So what happened?
God imputes our sin to Christ
The religious leaders mocked Jesus on the cross by saying, “He saved others; he cannot save himself” (Matt 27:42). Yet it was by not saving himself that he could save others.
Paul explains, “For our sake he made him to be sin who knew no sin, so that in him we might become the righteousness of God” (2 Cor 5:21). The point here seems to be that God made Christ to be sin as in counted sin to him.
The parallel in verse 19 confirms this reading: “that is, in Christ God was reconciling the world to himself, not counting their trespasses against them.” The word “counting” here is logizomai, which means reckon, account, or impute. God does not impute sin to us (2 Cor 5:19); instead, he makes or imputes sin to Christ (2 Cor 5:21).**
So if Christ becomes sin, then he bears our sin and so the consequences for our sin, namely, God’s just wrath. Matthew narrates God’s wrath through the symbolism of darkness, “there was darkness over all the land” (Matt 27:45). Darkness symbolizes judgment (Exod 10:21; Joel 2:2) and mystery (Deut 4:11). And this is what the cross achieves: judgment against sin with the deepest mystery of God.
God out of his great love satisfies his justice by dying for us
What is the mystery? The mystery is that God himself died for us to satisfy divine justice, to forgive our sins, and to credit us as righteous. The mystery is that God loved us so much that he added humanity to himself so that he could gain the ability to die.
God cannot die; humans can. God became human so that he could die for us. And he did so for one sole reason: because God so loved the world.
Yes, God’s righteousness requires that he punish rapists, liars, and everyone in between. Yet God’s love and mercy mean that he takes no pleasure in the death of the wicked (Ezek 18:23). Somehow God must be both just to punish sin and justifier to forgive it out of his great love.
That happens at the cross where the incarnate God died for us. In one inseparable operation, the Father sent the Son into the world to redeem it and the Spirit to perfect the Son’s work. Yet this whole operation happened according to the one will of the triune God.
God was not angry with the Son. He was angry with our sin. Divine justice demands punishment. And this ultimately means death. On the cross, Jesus satisfied divine justice by enduring “all the signs of a wrathful and avenging God” (Calvin, First Catechism; Qtd in Horton, 2018).

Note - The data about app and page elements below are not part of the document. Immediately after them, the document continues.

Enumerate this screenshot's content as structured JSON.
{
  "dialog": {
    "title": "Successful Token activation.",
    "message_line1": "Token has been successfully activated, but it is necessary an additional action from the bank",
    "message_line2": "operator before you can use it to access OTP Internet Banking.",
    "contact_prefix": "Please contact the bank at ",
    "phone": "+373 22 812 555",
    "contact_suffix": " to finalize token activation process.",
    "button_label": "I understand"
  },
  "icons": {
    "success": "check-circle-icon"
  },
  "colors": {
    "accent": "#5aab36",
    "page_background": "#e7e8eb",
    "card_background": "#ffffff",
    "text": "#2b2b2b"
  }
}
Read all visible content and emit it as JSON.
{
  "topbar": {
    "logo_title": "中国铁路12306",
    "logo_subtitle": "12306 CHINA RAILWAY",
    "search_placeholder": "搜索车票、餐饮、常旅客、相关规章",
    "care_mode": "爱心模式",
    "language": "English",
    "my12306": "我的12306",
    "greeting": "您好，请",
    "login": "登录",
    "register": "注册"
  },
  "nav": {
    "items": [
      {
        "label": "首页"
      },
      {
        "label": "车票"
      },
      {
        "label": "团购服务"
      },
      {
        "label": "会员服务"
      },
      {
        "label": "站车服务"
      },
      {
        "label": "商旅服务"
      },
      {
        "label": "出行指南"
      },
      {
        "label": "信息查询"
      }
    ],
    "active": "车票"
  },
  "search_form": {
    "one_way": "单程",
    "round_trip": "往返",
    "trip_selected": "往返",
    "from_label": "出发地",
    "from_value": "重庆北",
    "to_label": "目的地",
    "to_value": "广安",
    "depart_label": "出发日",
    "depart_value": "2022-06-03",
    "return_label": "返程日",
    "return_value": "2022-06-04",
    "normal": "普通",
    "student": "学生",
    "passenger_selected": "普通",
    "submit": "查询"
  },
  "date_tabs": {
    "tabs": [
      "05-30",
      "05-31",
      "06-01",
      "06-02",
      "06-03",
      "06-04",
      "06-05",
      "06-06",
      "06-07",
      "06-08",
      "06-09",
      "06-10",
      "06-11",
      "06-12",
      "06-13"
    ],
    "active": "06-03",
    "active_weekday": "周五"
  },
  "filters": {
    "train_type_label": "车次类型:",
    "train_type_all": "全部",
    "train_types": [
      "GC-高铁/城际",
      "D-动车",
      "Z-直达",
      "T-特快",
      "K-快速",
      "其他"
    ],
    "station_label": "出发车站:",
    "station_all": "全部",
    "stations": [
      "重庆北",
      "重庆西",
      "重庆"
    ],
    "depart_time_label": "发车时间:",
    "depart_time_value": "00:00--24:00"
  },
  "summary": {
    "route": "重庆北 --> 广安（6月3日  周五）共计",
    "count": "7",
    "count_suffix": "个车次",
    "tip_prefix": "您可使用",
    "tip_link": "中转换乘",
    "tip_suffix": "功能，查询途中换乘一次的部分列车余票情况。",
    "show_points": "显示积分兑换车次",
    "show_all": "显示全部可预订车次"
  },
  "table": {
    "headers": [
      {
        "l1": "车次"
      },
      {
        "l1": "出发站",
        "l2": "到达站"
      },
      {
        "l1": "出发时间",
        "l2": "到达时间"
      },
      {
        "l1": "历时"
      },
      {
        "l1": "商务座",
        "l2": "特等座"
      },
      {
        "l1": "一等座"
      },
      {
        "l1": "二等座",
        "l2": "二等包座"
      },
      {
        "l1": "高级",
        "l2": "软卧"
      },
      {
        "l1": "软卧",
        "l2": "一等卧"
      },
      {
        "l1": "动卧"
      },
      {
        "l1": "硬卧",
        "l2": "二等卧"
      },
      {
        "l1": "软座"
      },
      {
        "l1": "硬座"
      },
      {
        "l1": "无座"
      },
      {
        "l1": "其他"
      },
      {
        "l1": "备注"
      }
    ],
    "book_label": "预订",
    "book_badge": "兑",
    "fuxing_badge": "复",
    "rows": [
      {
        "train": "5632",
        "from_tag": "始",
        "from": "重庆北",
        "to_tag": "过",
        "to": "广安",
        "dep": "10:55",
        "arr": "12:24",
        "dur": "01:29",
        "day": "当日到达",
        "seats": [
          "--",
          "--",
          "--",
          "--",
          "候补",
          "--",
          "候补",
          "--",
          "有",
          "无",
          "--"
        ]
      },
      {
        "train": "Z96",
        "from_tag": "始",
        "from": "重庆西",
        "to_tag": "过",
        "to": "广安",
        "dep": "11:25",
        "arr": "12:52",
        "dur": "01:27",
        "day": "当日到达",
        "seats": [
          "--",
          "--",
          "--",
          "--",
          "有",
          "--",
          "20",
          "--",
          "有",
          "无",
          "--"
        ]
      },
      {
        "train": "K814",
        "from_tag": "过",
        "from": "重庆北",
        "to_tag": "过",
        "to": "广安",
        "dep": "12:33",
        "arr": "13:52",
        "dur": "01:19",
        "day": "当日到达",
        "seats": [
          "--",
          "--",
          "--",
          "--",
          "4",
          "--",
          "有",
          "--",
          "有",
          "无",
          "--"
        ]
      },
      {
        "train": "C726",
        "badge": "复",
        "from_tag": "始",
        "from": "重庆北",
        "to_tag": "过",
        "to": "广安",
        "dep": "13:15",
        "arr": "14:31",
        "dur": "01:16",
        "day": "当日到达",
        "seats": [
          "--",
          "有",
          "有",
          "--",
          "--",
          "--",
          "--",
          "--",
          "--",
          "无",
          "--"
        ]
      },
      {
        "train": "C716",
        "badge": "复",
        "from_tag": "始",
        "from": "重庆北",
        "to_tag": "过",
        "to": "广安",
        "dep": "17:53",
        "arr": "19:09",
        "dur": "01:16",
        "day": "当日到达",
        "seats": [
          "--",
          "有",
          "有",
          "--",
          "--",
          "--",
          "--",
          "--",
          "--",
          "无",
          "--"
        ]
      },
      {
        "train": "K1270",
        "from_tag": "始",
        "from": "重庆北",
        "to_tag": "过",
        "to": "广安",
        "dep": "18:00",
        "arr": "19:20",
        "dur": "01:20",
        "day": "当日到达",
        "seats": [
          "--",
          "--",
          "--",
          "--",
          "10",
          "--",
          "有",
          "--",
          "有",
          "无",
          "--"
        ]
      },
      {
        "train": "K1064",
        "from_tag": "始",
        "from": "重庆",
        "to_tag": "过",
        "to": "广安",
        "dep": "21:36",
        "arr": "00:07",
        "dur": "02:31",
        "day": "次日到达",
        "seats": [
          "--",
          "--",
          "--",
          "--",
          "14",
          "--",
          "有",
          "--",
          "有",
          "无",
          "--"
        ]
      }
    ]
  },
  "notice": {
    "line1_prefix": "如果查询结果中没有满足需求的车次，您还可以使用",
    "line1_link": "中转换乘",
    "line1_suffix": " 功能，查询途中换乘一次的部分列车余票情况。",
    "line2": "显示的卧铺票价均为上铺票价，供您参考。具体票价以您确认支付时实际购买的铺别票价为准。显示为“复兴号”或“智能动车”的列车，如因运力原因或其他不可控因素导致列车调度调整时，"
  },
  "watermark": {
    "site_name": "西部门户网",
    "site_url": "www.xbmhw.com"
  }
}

And God did it because he loved us while hating our sin. He did it while reckoning sin to Jesus. The Son died while being in want of the sense of divine love according to his humanity but never being in want of God’s essential love for him.
Who was God angry with? Us, our sin. It killed the Son. And so he loved us to death, even death on a cross.
*Asserting that the Father was angry with the Son at the cross makes a threefold mistake. First, God is one, and so it makes an unreasonable claim (that God can be angry at God). Second, classical trinitarian theology excludes the possibility that the Father can will to be angry at the Son; God has one will that works inseparably to accomplish our salvation. Third, the four Gospel books do not emphasize Jesus’ experience of pain but only his cry of dereliction; this suggests that Christ underwent the just punishment for sin—God’s wrath culminating in Christ’s death. It does not suggest that the Father was angry with the Son.
**Or this means that Christ incarnated in the likeness of sinful flesh (Rom 8:3). The point would be similar.